• [PROBLEM DETAILS] Could you set down only the lines from the one including "Extract the structured" to the end of the records below, inclusive and exact, leaving pictures out?

• [TASK INPUT]

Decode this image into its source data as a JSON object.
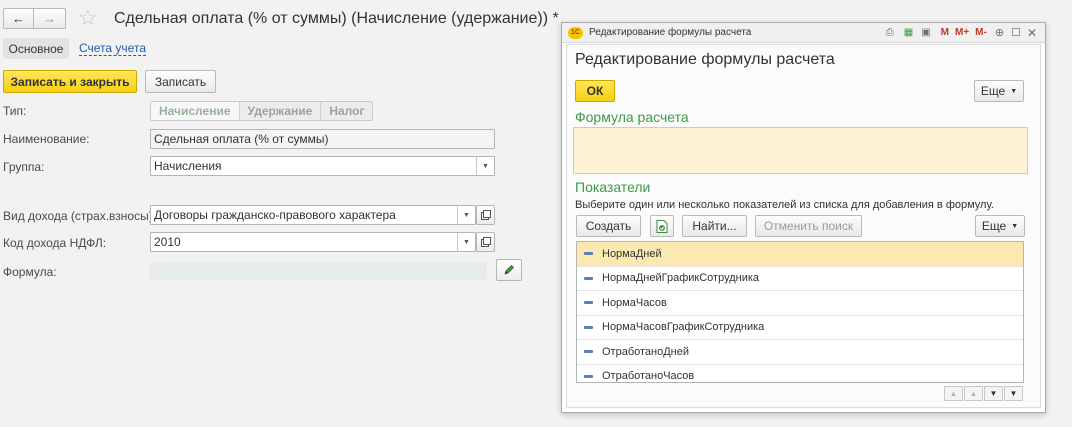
{
  "main": {
    "title": "Сдельная оплата (% от суммы) (Начисление (удержание)) *",
    "tabs": [
      {
        "label": "Основное"
      },
      {
        "label": "Счета учета"
      }
    ],
    "buttons": {
      "save_close": "Записать и закрыть",
      "save": "Записать"
    },
    "fields": {
      "type_label": "Тип:",
      "type_options": [
        "Начисление",
        "Удержание",
        "Налог"
      ],
      "type_selected": "Начисление",
      "name_label": "Наименование:",
      "name_value": "Сдельная оплата (% от суммы)",
      "group_label": "Группа:",
      "group_value": "Начисления",
      "income_type_label": "Вид дохода (страх.взносы):",
      "income_type_value": "Договоры гражданско-правового характера",
      "ndfl_label": "Код дохода НДФЛ:",
      "ndfl_value": "2010",
      "formula_label": "Формула:",
      "formula_value": ""
    }
  },
  "dialog": {
    "window_title": "Редактирование формулы расчета",
    "titlebar_buttons": [
      "M",
      "M+",
      "M-"
    ],
    "heading": "Редактирование формулы расчета",
    "ok_label": "ОК",
    "more_label": "Еще",
    "formula_section": "Формула расчета",
    "formula_value": "",
    "indicators_section": "Показатели",
    "hint": "Выберите один или несколько показателей из списка для добавления в формулу.",
    "toolbar": {
      "create": "Создать",
      "find": "Найти...",
      "cancel_search": "Отменить поиск",
      "more": "Еще"
    },
    "items": [
      {
        "label": "НормаДней",
        "selected": true
      },
      {
        "label": "НормаДнейГрафикСотрудника",
        "selected": false
      },
      {
        "label": "НормаЧасов",
        "selected": false
      },
      {
        "label": "НормаЧасовГрафикСотрудника",
        "selected": false
      },
      {
        "label": "ОтработаноДней",
        "selected": false
      },
      {
        "label": "ОтработаноЧасов",
        "selected": false
      }
    ]
  },
  "colors": {
    "accent_yellow": "#f5cf12",
    "section_green": "#3e9a4a",
    "link_blue": "#1f5fa8",
    "selected_row": "#fbe9b1"
  }
}
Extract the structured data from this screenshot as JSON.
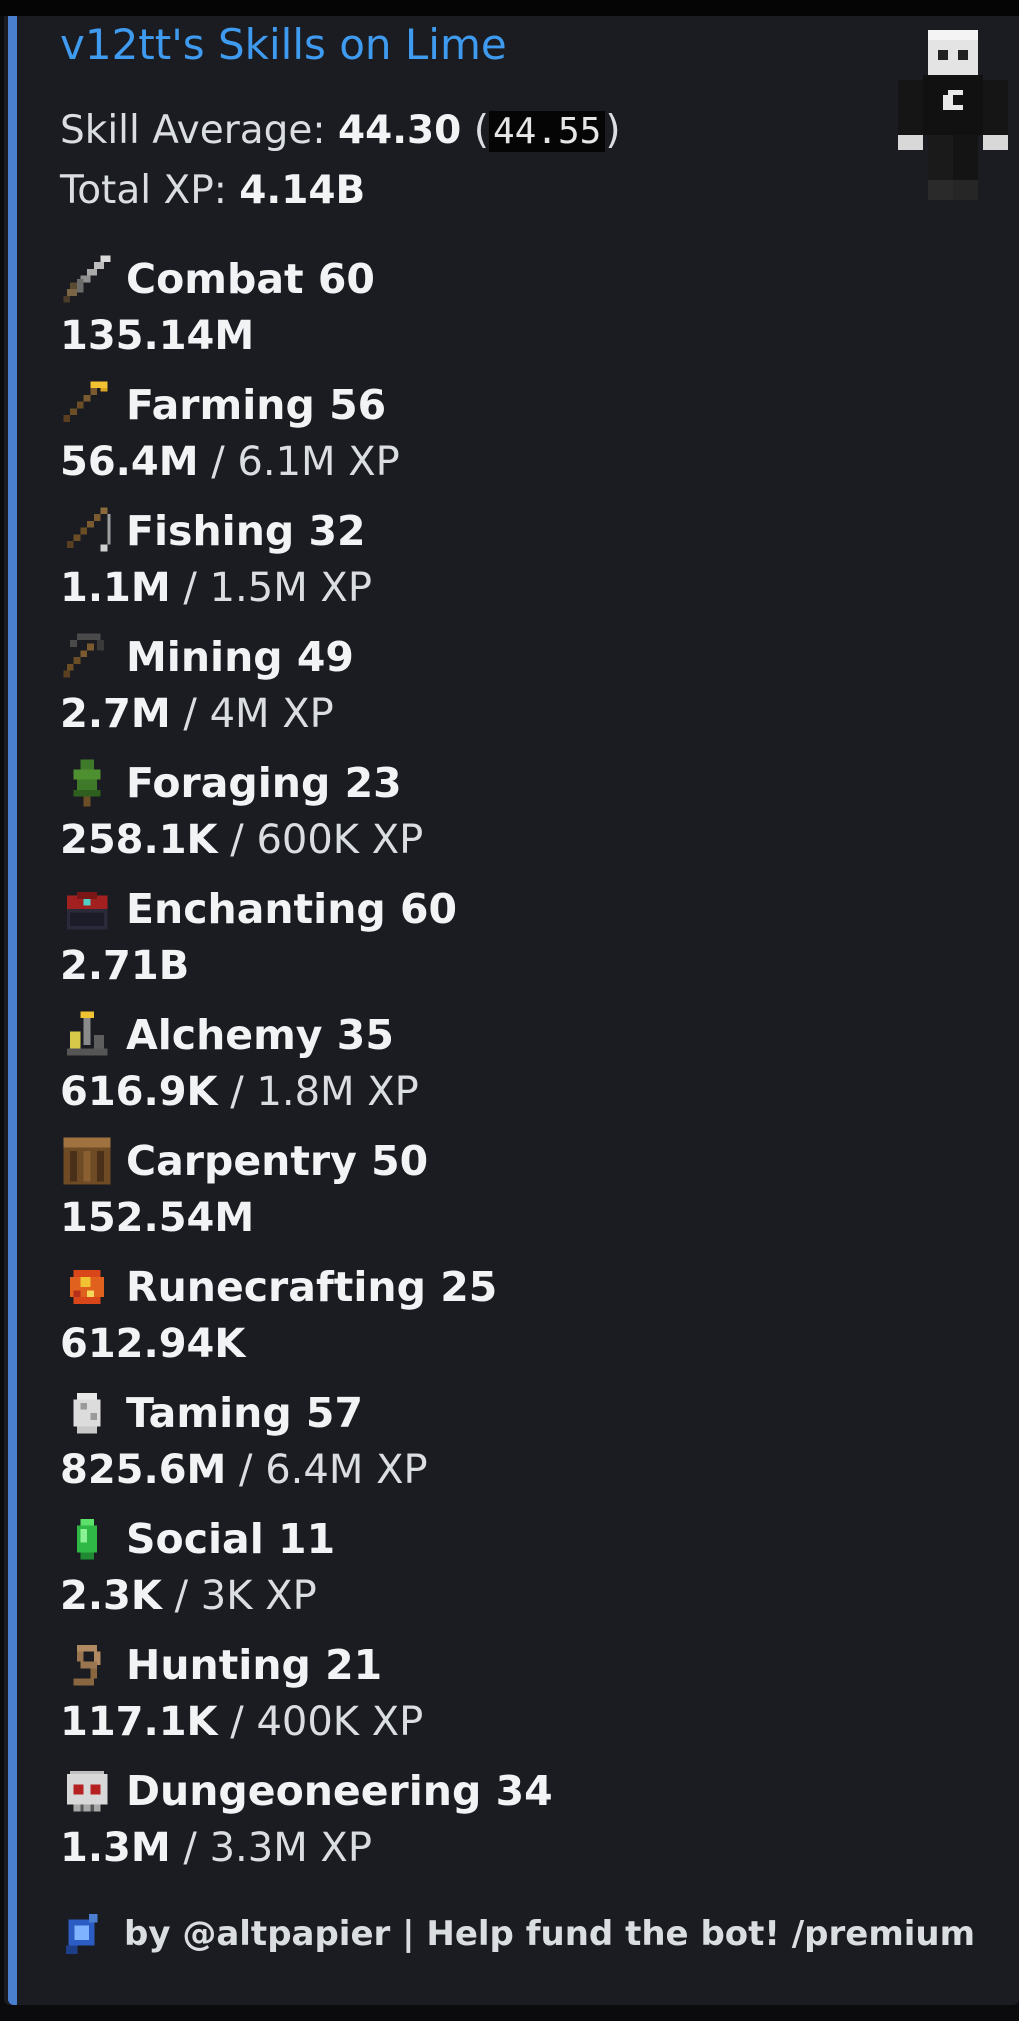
{
  "embed": {
    "title": "v12tt's Skills on Lime",
    "skill_average_label": "Skill Average: ",
    "skill_average_value": "44.30",
    "skill_average_open": " (",
    "skill_average_alt": "44.55",
    "skill_average_close": ")",
    "total_xp_label": "Total XP: ",
    "total_xp_value": "4.14B",
    "accent_color": "#4a7fd0",
    "title_color": "#3f9bf0"
  },
  "skills": [
    {
      "name": "Combat 60",
      "xp": "135.14M",
      "next": "",
      "icon": "sword-icon"
    },
    {
      "name": "Farming 56",
      "xp": "56.4M",
      "next": " / 6.1M XP",
      "icon": "hoe-icon"
    },
    {
      "name": "Fishing 32",
      "xp": "1.1M",
      "next": " / 1.5M XP",
      "icon": "fishing-rod-icon"
    },
    {
      "name": "Mining 49",
      "xp": "2.7M",
      "next": " / 4M XP",
      "icon": "pickaxe-icon"
    },
    {
      "name": "Foraging 23",
      "xp": "258.1K",
      "next": " / 600K XP",
      "icon": "sapling-icon"
    },
    {
      "name": "Enchanting 60",
      "xp": "2.71B",
      "next": "",
      "icon": "enchanting-table-icon"
    },
    {
      "name": "Alchemy 35",
      "xp": "616.9K",
      "next": " / 1.8M XP",
      "icon": "brewing-stand-icon"
    },
    {
      "name": "Carpentry 50",
      "xp": "152.54M",
      "next": "",
      "icon": "crafting-table-icon"
    },
    {
      "name": "Runecrafting 25",
      "xp": "612.94K",
      "next": "",
      "icon": "magma-cream-icon"
    },
    {
      "name": "Taming 57",
      "xp": "825.6M",
      "next": " / 6.4M XP",
      "icon": "spawn-egg-icon"
    },
    {
      "name": "Social 11",
      "xp": "2.3K",
      "next": " / 3K XP",
      "icon": "emerald-icon"
    },
    {
      "name": "Hunting 21",
      "xp": "117.1K",
      "next": " / 400K XP",
      "icon": "lead-icon"
    },
    {
      "name": "Dungeoneering 34",
      "xp": "1.3M",
      "next": " / 3.3M XP",
      "icon": "skull-icon"
    }
  ],
  "footer": {
    "text": "by @altpapier | Help fund the bot! /premium",
    "icon": "bot-logo-icon"
  }
}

• [SOLVED PROBLEM]
Extract the structured data from this screenshot as JSON.
{
  "embed": {
    "title": "v12tt's Skills on Lime",
    "skill_average_label": "Skill Average: ",
    "skill_average_value": "44.30",
    "skill_average_open": " (",
    "skill_average_alt": "44.55",
    "skill_average_close": ")",
    "total_xp_label": "Total XP: ",
    "total_xp_value": "4.14B",
    "accent_color": "#4a7fd0",
    "title_color": "#3f9bf0"
  },
  "skills": [
    {
      "name": "Combat 60",
      "xp": "135.14M",
      "next": "",
      "icon": "sword-icon"
    },
    {
      "name": "Farming 56",
      "xp": "56.4M",
      "next": " / 6.1M XP",
      "icon": "hoe-icon"
    },
    {
      "name": "Fishing 32",
      "xp": "1.1M",
      "next": " / 1.5M XP",
      "icon": "fishing-rod-icon"
    },
    {
      "name": "Mining 49",
      "xp": "2.7M",
      "next": " / 4M XP",
      "icon": "pickaxe-icon"
    },
    {
      "name": "Foraging 23",
      "xp": "258.1K",
      "next": " / 600K XP",
      "icon": "sapling-icon"
    },
    {
      "name": "Enchanting 60",
      "xp": "2.71B",
      "next": "",
      "icon": "enchanting-table-icon"
    },
    {
      "name": "Alchemy 35",
      "xp": "616.9K",
      "next": " / 1.8M XP",
      "icon": "brewing-stand-icon"
    },
    {
      "name": "Carpentry 50",
      "xp": "152.54M",
      "next": "",
      "icon": "crafting-table-icon"
    },
    {
      "name": "Runecrafting 25",
      "xp": "612.94K",
      "next": "",
      "icon": "magma-cream-icon"
    },
    {
      "name": "Taming 57",
      "xp": "825.6M",
      "next": " / 6.4M XP",
      "icon": "spawn-egg-icon"
    },
    {
      "name": "Social 11",
      "xp": "2.3K",
      "next": " / 3K XP",
      "icon": "emerald-icon"
    },
    {
      "name": "Hunting 21",
      "xp": "117.1K",
      "next": " / 400K XP",
      "icon": "lead-icon"
    },
    {
      "name": "Dungeoneering 34",
      "xp": "1.3M",
      "next": " / 3.3M XP",
      "icon": "skull-icon"
    }
  ],
  "footer": {
    "text": "by @altpapier | Help fund the bot! /premium",
    "icon": "bot-logo-icon"
  }
}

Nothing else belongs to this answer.